(Beginning of Data for the task)
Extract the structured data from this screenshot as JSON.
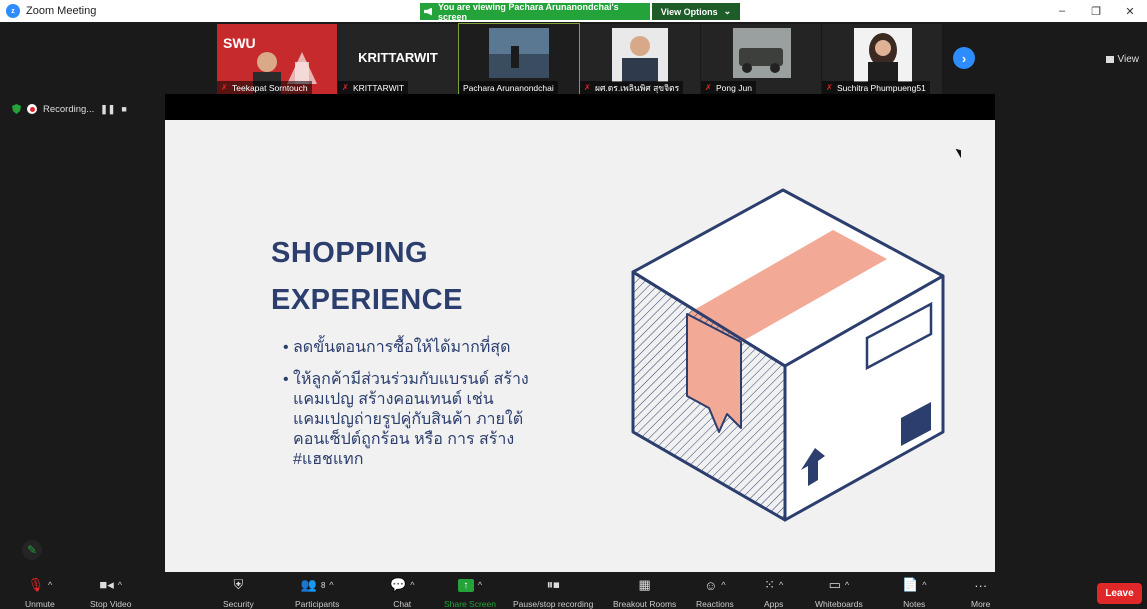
{
  "window": {
    "title": "Zoom Meeting"
  },
  "banner": {
    "viewing_text": "You are viewing Pachara Arunanondchai's screen",
    "view_options": "View Options"
  },
  "gallery": {
    "participants": [
      {
        "name": "Teekapat Sorntouch",
        "muted": true
      },
      {
        "name": "KRITTARWIT",
        "muted": true,
        "display_text": "KRITTARWIT"
      },
      {
        "name": "Pachara Arunanondchai",
        "muted": false
      },
      {
        "name": "ผศ.ดร.เพลินพิศ สุขจิตร",
        "muted": true
      },
      {
        "name": "Pong Jun",
        "muted": true
      },
      {
        "name": "Suchitra Phumpueng51",
        "muted": true
      }
    ],
    "view_label": "View"
  },
  "recording": {
    "label": "Recording..."
  },
  "slide": {
    "title_line1": "SHOPPING",
    "title_line2": "EXPERIENCE",
    "bullets": [
      "ลดขั้นตอนการซื้อให้ได้มากที่สุด",
      "ให้ลูกค้ามีส่วนร่วมกับแบรนด์ สร้างแคมเปญ สร้างคอนเทนต์ เช่น แคมเปญถ่ายรูปคู่กับสินค้า ภายใต้คอนเซ็ปต์ถูกร้อน หรือ การ สร้าง #แฮชแทก"
    ],
    "box_colors": {
      "outline": "#2c3e6e",
      "tape": "#f2a996",
      "fill": "#ffffff"
    }
  },
  "toolbar": {
    "unmute": "Unmute",
    "stop_video": "Stop Video",
    "security": "Security",
    "participants": "Participants",
    "participants_count": "8",
    "chat": "Chat",
    "share_screen": "Share Screen",
    "pause_recording": "Pause/stop recording",
    "breakout_rooms": "Breakout Rooms",
    "reactions": "Reactions",
    "apps": "Apps",
    "whiteboards": "Whiteboards",
    "notes": "Notes",
    "more": "More",
    "leave": "Leave"
  }
}
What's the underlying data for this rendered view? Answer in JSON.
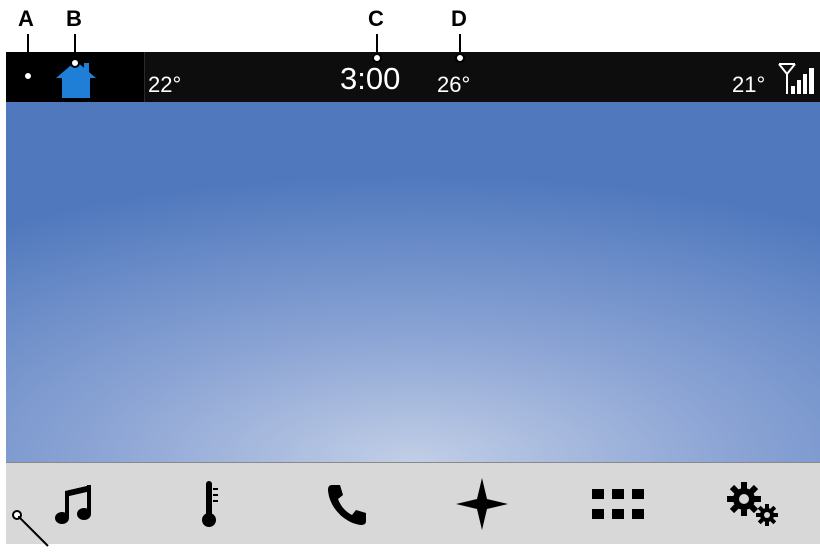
{
  "callouts": [
    "A",
    "B",
    "C",
    "D"
  ],
  "status_bar": {
    "left_temperature": "22°",
    "clock": "3:00",
    "outside_temperature": "26°",
    "right_temperature": "21°",
    "home_icon_color": "#1f7fd6"
  },
  "dock": {
    "items": [
      "music-icon",
      "climate-thermometer-icon",
      "phone-icon",
      "navigation-icon",
      "apps-grid-icon",
      "settings-gears-icon"
    ]
  }
}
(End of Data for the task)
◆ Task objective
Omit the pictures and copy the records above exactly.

◆ Exercise solution
Extract the structured data from this screenshot as JSON.
{
  "window": {
    "title": "Zoom Meeting"
  },
  "banner": {
    "viewing_text": "You are viewing Pachara Arunanondchai's screen",
    "view_options": "View Options"
  },
  "gallery": {
    "participants": [
      {
        "name": "Teekapat Sorntouch",
        "muted": true
      },
      {
        "name": "KRITTARWIT",
        "muted": true,
        "display_text": "KRITTARWIT"
      },
      {
        "name": "Pachara Arunanondchai",
        "muted": false
      },
      {
        "name": "ผศ.ดร.เพลินพิศ สุขจิตร",
        "muted": true
      },
      {
        "name": "Pong Jun",
        "muted": true
      },
      {
        "name": "Suchitra Phumpueng51",
        "muted": true
      }
    ],
    "view_label": "View"
  },
  "recording": {
    "label": "Recording..."
  },
  "slide": {
    "title_line1": "SHOPPING",
    "title_line2": "EXPERIENCE",
    "bullets": [
      "ลดขั้นตอนการซื้อให้ได้มากที่สุด",
      "ให้ลูกค้ามีส่วนร่วมกับแบรนด์ สร้างแคมเปญ สร้างคอนเทนต์ เช่น แคมเปญถ่ายรูปคู่กับสินค้า ภายใต้คอนเซ็ปต์ถูกร้อน หรือ การ สร้าง #แฮชแทก"
    ],
    "box_colors": {
      "outline": "#2c3e6e",
      "tape": "#f2a996",
      "fill": "#ffffff"
    }
  },
  "toolbar": {
    "unmute": "Unmute",
    "stop_video": "Stop Video",
    "security": "Security",
    "participants": "Participants",
    "participants_count": "8",
    "chat": "Chat",
    "share_screen": "Share Screen",
    "pause_recording": "Pause/stop recording",
    "breakout_rooms": "Breakout Rooms",
    "reactions": "Reactions",
    "apps": "Apps",
    "whiteboards": "Whiteboards",
    "notes": "Notes",
    "more": "More",
    "leave": "Leave"
  }
}
What's the underlying data for this rendered view? Answer in JSON.
{
  "callouts": [
    "A",
    "B",
    "C",
    "D"
  ],
  "status_bar": {
    "left_temperature": "22°",
    "clock": "3:00",
    "outside_temperature": "26°",
    "right_temperature": "21°",
    "home_icon_color": "#1f7fd6"
  },
  "dock": {
    "items": [
      "music-icon",
      "climate-thermometer-icon",
      "phone-icon",
      "navigation-icon",
      "apps-grid-icon",
      "settings-gears-icon"
    ]
  }
}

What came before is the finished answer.